- _Your task_
Line by line, give the data again exactly as it appears, but without pictures.

[Source data]
******

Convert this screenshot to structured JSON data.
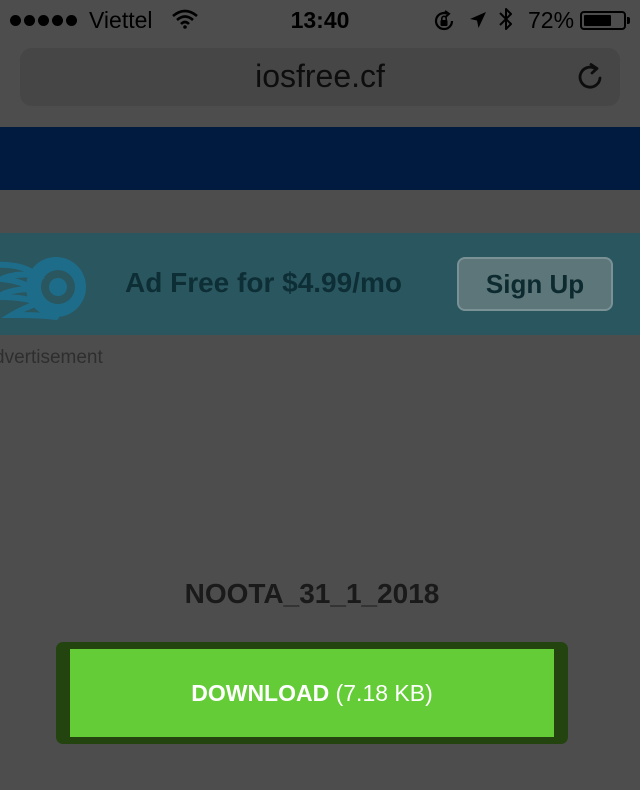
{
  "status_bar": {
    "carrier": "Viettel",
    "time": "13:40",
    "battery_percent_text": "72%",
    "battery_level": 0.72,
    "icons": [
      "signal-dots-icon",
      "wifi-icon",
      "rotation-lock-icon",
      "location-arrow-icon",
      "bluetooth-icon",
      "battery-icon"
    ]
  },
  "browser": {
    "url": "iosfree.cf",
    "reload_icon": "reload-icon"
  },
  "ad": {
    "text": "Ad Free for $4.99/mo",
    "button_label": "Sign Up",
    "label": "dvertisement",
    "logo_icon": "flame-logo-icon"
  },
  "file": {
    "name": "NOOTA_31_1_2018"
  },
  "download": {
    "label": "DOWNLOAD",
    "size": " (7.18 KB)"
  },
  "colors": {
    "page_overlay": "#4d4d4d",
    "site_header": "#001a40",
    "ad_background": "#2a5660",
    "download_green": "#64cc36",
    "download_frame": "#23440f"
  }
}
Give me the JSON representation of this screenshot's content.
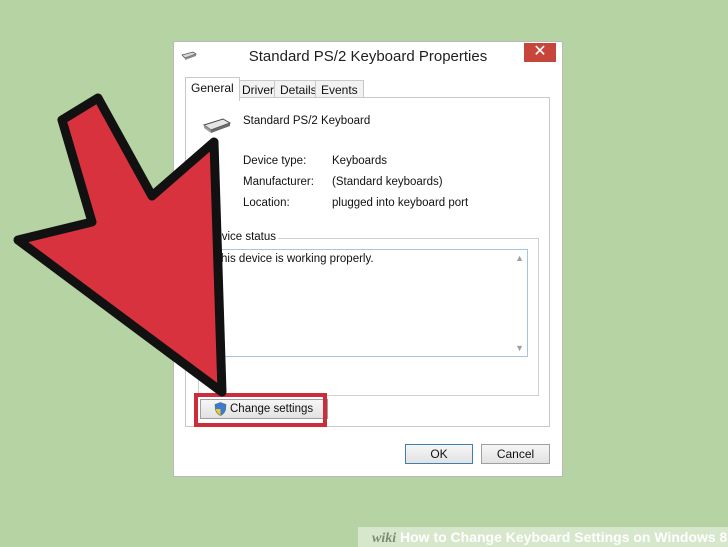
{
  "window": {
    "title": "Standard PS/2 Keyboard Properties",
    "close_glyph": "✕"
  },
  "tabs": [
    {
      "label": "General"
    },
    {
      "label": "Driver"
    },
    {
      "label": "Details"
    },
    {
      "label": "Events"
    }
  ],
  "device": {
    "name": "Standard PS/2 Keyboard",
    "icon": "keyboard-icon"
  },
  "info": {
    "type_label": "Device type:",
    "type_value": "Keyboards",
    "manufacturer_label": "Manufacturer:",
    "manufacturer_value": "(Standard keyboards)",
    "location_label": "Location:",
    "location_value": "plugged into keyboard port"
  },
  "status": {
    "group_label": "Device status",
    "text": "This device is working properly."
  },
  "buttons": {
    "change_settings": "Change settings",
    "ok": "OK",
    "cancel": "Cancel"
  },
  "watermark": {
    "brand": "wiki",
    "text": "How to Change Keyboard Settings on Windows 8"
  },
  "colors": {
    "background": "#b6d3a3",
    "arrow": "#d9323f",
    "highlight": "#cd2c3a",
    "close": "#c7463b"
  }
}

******

- _Your response_
Convert this screenshot to structured JSON data.
{
  "status_bar": {
    "carrier": "Viettel",
    "time": "13:40",
    "battery_percent_text": "72%",
    "battery_level": 0.72,
    "icons": [
      "signal-dots-icon",
      "wifi-icon",
      "rotation-lock-icon",
      "location-arrow-icon",
      "bluetooth-icon",
      "battery-icon"
    ]
  },
  "browser": {
    "url": "iosfree.cf",
    "reload_icon": "reload-icon"
  },
  "ad": {
    "text": "Ad Free for $4.99/mo",
    "button_label": "Sign Up",
    "label": "dvertisement",
    "logo_icon": "flame-logo-icon"
  },
  "file": {
    "name": "NOOTA_31_1_2018"
  },
  "download": {
    "label": "DOWNLOAD",
    "size": " (7.18 KB)"
  },
  "colors": {
    "page_overlay": "#4d4d4d",
    "site_header": "#001a40",
    "ad_background": "#2a5660",
    "download_green": "#64cc36",
    "download_frame": "#23440f"
  }
}
Give me the JSON representation of this screenshot's content.
{
  "window": {
    "title": "Standard PS/2 Keyboard Properties",
    "close_glyph": "✕"
  },
  "tabs": [
    {
      "label": "General"
    },
    {
      "label": "Driver"
    },
    {
      "label": "Details"
    },
    {
      "label": "Events"
    }
  ],
  "device": {
    "name": "Standard PS/2 Keyboard",
    "icon": "keyboard-icon"
  },
  "info": {
    "type_label": "Device type:",
    "type_value": "Keyboards",
    "manufacturer_label": "Manufacturer:",
    "manufacturer_value": "(Standard keyboards)",
    "location_label": "Location:",
    "location_value": "plugged into keyboard port"
  },
  "status": {
    "group_label": "Device status",
    "text": "This device is working properly."
  },
  "buttons": {
    "change_settings": "Change settings",
    "ok": "OK",
    "cancel": "Cancel"
  },
  "watermark": {
    "brand": "wiki",
    "text": "How to Change Keyboard Settings on Windows 8"
  },
  "colors": {
    "background": "#b6d3a3",
    "arrow": "#d9323f",
    "highlight": "#cd2c3a",
    "close": "#c7463b"
  }
}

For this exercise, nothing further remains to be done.